BEGIN Extracted entries

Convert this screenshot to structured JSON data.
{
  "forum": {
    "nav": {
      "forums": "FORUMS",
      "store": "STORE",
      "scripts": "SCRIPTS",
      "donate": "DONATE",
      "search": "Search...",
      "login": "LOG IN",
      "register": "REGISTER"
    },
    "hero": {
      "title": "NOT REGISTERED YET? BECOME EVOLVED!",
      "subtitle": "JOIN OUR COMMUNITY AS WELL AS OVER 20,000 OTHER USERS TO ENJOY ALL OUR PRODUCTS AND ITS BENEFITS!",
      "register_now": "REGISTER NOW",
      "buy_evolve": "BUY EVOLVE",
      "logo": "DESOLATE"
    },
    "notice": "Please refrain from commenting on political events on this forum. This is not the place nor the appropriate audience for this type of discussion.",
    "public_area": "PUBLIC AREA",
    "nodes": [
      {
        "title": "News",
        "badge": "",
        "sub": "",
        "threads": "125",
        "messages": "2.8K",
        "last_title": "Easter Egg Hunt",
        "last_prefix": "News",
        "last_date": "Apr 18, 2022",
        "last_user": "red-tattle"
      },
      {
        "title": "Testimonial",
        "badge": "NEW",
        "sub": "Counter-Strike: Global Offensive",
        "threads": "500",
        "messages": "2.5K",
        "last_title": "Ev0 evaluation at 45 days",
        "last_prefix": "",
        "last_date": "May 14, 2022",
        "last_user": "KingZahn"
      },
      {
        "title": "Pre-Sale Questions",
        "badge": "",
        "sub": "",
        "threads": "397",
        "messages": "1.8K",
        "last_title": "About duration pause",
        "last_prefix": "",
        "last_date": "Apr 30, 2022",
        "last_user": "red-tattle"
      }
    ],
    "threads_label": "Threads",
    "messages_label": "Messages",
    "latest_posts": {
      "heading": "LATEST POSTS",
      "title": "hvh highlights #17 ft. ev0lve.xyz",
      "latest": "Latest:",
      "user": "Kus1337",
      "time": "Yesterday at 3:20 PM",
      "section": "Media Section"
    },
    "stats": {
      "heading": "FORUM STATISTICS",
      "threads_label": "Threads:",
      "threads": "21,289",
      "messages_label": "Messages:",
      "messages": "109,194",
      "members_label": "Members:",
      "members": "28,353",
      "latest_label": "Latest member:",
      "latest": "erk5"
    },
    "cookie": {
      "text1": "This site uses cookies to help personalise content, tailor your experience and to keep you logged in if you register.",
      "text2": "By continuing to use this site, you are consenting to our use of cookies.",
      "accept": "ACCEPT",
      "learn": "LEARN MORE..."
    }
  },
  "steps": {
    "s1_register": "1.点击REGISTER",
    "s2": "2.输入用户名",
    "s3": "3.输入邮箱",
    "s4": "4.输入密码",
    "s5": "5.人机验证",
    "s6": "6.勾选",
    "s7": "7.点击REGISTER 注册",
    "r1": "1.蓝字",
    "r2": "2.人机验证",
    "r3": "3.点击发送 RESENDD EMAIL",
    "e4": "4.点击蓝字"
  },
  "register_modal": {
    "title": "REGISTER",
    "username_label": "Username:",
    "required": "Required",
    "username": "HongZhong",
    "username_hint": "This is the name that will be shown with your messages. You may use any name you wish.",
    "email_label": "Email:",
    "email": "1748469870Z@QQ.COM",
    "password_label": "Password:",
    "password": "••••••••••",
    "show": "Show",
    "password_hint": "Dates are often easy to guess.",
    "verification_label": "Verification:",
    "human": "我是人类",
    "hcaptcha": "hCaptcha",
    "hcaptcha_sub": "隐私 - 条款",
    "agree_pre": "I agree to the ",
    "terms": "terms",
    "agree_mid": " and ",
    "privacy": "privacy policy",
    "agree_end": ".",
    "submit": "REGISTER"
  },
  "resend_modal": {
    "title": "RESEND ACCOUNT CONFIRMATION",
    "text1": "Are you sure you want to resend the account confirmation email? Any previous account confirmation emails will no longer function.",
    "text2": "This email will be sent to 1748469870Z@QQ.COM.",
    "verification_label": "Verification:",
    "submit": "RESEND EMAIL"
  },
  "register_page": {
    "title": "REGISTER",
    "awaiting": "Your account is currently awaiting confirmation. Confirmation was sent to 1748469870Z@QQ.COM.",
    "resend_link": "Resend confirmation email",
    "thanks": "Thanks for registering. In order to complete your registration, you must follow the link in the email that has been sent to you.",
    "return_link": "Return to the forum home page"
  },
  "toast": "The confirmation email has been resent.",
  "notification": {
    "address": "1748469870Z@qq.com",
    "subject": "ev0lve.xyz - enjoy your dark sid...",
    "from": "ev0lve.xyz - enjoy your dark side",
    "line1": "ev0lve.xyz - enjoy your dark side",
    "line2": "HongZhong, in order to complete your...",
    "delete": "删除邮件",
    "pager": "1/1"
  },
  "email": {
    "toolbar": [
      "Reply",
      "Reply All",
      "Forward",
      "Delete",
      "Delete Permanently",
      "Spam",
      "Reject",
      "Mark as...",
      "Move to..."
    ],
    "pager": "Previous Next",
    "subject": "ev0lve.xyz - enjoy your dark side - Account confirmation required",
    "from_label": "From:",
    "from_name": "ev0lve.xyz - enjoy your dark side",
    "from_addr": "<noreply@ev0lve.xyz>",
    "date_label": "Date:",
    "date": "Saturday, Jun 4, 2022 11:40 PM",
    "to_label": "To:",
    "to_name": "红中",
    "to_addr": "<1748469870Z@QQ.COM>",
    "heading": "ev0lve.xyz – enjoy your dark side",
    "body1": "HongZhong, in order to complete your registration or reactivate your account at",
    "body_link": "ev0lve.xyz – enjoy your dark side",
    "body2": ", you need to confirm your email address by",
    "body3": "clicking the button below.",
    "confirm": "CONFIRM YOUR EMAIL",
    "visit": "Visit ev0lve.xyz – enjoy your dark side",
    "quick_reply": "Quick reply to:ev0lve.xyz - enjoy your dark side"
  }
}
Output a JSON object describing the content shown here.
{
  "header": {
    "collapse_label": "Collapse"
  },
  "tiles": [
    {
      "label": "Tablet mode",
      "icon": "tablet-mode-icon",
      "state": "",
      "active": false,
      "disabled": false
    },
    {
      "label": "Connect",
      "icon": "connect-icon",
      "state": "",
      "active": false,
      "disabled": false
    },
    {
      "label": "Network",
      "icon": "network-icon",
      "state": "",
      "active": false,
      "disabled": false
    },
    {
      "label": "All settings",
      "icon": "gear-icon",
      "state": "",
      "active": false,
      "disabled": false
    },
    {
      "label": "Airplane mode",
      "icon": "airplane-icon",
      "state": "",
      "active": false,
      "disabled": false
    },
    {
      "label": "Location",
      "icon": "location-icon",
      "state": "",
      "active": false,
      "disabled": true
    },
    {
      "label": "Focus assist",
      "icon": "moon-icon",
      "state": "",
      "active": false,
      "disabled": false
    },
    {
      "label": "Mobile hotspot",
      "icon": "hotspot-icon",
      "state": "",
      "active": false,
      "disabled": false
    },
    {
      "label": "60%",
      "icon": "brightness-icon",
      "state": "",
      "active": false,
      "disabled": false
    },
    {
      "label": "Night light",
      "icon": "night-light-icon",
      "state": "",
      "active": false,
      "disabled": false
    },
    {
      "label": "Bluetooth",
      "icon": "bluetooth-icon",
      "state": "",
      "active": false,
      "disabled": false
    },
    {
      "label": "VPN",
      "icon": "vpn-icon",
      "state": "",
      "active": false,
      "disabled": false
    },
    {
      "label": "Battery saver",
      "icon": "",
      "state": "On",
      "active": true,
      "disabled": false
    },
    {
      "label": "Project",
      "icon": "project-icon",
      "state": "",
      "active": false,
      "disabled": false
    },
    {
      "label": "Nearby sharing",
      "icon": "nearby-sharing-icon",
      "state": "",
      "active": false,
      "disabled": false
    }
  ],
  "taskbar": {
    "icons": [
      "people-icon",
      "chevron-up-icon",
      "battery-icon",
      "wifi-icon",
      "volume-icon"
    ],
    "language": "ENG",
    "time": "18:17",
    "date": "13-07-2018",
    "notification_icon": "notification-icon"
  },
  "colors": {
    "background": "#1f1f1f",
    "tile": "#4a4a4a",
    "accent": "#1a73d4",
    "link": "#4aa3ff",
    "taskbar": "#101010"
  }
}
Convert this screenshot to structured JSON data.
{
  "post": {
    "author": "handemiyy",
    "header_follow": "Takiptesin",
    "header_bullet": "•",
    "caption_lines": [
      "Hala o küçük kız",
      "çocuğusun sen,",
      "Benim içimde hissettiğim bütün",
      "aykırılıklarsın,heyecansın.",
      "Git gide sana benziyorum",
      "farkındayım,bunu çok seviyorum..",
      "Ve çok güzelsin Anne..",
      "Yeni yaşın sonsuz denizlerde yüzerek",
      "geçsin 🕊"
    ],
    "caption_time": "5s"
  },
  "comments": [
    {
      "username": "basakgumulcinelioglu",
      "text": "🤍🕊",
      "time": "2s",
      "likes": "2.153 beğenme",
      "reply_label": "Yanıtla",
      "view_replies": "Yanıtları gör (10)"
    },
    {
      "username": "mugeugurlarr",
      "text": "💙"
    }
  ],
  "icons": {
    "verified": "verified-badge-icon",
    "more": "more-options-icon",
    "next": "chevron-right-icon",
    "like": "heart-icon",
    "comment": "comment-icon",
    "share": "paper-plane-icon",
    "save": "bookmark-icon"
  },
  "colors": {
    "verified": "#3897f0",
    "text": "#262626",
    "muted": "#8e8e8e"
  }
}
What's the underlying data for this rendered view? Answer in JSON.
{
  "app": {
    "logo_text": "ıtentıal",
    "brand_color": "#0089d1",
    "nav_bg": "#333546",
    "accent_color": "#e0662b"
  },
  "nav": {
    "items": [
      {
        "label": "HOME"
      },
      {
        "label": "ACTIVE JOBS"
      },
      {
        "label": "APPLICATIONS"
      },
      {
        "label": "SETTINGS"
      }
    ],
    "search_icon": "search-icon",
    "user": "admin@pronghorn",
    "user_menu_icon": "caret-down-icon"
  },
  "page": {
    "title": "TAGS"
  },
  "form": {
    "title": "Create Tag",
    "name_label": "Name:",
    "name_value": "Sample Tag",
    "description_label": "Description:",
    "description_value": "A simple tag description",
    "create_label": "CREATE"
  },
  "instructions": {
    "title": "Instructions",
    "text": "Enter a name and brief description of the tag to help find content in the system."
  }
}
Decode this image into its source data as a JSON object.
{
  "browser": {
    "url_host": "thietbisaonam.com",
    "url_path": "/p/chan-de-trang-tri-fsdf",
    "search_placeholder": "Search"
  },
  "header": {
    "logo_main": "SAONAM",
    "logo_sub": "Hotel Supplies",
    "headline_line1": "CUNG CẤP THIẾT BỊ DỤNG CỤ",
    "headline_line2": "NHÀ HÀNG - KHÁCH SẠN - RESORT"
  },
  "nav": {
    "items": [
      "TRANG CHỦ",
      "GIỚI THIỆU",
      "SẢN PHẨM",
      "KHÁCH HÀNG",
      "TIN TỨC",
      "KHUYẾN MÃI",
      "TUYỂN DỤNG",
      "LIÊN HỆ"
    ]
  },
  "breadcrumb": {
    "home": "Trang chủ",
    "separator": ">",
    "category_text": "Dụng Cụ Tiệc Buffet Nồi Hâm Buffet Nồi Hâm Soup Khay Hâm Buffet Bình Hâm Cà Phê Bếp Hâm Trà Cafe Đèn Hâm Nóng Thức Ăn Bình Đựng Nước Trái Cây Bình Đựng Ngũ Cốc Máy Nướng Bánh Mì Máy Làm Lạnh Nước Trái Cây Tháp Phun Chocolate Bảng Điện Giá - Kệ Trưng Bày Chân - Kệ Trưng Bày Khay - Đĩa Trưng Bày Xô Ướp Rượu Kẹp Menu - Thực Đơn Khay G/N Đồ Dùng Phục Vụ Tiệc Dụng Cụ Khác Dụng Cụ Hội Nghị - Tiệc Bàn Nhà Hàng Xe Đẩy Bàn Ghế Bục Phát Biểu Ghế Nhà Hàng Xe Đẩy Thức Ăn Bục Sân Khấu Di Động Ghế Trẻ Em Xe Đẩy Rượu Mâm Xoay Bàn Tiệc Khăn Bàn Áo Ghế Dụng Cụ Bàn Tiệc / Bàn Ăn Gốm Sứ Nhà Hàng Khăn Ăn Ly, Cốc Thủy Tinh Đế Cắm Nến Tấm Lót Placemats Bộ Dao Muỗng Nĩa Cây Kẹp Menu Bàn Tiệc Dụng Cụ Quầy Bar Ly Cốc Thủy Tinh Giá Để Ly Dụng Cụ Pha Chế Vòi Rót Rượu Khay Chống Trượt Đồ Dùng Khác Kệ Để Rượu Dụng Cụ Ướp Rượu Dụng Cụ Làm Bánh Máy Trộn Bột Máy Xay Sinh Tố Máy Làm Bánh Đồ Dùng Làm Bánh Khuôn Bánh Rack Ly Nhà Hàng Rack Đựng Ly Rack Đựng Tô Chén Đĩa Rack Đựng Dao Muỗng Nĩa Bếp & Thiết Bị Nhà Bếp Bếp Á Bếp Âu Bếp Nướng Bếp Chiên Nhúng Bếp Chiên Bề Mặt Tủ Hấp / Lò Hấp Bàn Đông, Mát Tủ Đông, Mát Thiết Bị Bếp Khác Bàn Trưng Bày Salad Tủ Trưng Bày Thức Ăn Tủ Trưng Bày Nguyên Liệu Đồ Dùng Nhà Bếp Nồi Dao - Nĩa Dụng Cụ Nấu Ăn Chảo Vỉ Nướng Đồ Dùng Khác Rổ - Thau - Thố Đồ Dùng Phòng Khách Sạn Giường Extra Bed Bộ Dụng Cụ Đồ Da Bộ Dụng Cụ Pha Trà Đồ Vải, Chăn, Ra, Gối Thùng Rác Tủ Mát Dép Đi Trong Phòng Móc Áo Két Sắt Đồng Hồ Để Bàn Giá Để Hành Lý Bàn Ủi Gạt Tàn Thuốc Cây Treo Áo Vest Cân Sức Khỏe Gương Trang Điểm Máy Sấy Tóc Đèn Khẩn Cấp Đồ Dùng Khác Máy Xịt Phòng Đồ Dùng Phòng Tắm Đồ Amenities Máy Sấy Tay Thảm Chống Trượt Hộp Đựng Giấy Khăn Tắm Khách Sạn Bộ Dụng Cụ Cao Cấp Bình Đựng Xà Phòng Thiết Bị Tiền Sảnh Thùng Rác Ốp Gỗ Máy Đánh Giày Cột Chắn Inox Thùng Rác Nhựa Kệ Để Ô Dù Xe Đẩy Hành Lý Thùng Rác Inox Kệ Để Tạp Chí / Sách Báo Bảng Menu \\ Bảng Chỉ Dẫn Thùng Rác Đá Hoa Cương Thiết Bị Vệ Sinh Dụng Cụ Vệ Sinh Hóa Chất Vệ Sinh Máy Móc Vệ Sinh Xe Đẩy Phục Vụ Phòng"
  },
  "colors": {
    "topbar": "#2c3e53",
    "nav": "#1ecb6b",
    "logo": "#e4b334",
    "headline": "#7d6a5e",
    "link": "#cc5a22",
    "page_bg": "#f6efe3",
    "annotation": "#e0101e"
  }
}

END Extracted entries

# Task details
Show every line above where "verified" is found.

# Your response
    "verified": "verified-badge-icon",
    "verified": "#3897f0",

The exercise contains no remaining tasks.